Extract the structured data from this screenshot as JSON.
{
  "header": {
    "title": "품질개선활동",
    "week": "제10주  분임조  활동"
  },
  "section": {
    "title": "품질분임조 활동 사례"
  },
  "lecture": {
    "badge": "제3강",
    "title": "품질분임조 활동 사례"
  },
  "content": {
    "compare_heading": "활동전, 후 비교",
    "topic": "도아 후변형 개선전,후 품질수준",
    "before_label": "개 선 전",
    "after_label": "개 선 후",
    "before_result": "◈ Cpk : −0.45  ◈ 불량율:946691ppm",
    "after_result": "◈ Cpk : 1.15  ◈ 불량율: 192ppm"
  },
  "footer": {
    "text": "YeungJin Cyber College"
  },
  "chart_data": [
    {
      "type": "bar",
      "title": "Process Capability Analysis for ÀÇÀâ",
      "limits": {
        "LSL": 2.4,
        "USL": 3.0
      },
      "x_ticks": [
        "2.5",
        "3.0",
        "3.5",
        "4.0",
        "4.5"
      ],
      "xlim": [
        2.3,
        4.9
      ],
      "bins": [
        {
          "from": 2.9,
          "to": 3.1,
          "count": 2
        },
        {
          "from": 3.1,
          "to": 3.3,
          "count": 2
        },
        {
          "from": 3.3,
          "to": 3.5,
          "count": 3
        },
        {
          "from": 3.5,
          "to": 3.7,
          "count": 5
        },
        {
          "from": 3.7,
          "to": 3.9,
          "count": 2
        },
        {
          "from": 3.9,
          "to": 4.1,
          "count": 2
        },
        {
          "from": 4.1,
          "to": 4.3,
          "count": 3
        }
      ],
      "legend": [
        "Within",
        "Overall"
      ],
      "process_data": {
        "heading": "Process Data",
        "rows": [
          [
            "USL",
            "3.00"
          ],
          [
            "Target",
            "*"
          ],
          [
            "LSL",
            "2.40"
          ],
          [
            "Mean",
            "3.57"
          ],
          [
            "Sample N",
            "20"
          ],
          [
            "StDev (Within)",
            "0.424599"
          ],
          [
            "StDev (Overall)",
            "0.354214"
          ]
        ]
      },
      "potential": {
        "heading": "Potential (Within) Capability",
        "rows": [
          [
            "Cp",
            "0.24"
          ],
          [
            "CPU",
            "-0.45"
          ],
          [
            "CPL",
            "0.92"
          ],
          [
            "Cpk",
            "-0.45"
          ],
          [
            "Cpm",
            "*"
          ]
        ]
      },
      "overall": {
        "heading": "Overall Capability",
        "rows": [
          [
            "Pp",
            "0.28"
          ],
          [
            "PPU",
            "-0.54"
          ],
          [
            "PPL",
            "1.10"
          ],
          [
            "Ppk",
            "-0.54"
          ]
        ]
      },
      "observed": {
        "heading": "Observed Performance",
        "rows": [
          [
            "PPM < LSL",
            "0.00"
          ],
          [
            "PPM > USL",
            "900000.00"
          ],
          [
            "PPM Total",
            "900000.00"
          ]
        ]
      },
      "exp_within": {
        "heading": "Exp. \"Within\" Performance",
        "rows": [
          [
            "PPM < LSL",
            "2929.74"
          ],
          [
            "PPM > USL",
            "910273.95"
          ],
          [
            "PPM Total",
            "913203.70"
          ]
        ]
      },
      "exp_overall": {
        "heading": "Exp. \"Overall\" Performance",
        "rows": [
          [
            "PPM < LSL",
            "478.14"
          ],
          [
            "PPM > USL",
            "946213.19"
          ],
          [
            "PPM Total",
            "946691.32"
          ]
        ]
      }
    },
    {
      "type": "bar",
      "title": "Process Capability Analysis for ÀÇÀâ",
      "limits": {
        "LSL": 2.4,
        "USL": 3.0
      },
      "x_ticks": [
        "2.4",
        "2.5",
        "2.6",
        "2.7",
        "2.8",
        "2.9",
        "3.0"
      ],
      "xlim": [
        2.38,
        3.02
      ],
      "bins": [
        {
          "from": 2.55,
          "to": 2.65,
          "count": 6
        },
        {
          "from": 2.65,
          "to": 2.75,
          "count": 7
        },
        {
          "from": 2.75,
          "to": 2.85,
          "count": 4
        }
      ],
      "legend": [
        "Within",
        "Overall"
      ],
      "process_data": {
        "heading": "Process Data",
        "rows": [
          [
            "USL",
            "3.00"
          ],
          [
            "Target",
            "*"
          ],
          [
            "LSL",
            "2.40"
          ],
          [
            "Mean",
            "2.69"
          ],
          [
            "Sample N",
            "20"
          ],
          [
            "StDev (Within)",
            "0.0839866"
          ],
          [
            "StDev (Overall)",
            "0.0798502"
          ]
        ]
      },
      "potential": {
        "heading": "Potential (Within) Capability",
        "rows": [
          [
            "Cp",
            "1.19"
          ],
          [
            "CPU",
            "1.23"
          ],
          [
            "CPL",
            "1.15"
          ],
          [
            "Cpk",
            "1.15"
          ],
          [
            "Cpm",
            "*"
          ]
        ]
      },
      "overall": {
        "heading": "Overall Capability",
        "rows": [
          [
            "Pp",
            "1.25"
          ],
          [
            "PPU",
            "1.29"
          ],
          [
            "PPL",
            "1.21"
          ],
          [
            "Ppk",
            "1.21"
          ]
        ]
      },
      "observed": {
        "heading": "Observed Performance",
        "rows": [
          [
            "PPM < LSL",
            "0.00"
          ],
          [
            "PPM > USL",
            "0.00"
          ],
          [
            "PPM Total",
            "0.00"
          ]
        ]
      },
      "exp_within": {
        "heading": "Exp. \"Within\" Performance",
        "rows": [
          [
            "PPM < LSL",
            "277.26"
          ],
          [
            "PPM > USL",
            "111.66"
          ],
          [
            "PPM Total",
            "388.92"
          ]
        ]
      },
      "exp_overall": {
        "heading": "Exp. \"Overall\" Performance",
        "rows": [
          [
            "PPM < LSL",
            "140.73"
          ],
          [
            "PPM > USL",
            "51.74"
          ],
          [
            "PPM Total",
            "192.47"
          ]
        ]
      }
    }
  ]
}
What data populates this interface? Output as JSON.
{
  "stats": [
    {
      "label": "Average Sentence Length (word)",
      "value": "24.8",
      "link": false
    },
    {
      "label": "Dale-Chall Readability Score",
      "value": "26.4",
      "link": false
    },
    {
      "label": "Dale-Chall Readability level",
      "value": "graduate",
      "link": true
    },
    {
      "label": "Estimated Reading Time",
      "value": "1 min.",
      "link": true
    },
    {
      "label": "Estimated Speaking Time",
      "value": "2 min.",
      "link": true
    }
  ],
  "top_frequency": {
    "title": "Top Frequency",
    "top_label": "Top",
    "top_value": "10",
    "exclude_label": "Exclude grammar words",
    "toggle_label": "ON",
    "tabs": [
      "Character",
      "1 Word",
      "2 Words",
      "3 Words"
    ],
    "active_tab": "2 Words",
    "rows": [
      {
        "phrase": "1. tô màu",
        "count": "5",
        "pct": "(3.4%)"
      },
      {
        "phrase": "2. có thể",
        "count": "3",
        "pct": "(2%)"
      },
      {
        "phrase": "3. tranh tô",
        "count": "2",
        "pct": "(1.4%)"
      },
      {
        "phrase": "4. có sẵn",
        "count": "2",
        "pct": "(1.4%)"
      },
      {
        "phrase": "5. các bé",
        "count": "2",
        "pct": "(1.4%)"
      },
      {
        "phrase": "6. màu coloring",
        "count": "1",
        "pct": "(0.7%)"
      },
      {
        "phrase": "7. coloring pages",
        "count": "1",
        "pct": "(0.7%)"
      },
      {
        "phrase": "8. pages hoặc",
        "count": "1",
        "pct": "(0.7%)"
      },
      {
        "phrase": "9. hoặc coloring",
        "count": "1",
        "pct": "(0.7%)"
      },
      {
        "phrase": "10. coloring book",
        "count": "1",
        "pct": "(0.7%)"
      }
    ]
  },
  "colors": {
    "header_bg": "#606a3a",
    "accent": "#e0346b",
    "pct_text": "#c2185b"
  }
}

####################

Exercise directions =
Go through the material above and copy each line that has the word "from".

Task answer =
Extract the structured data from this screenshot as JSON.
          "from": 2.9,
          "from": 3.1,
          "from": 3.3,
          "from": 3.5,
          "from": 3.7,
          "from": 3.9,
          "from": 4.1,
          "from": 2.55,
          "from": 2.65,
          "from": 2.75,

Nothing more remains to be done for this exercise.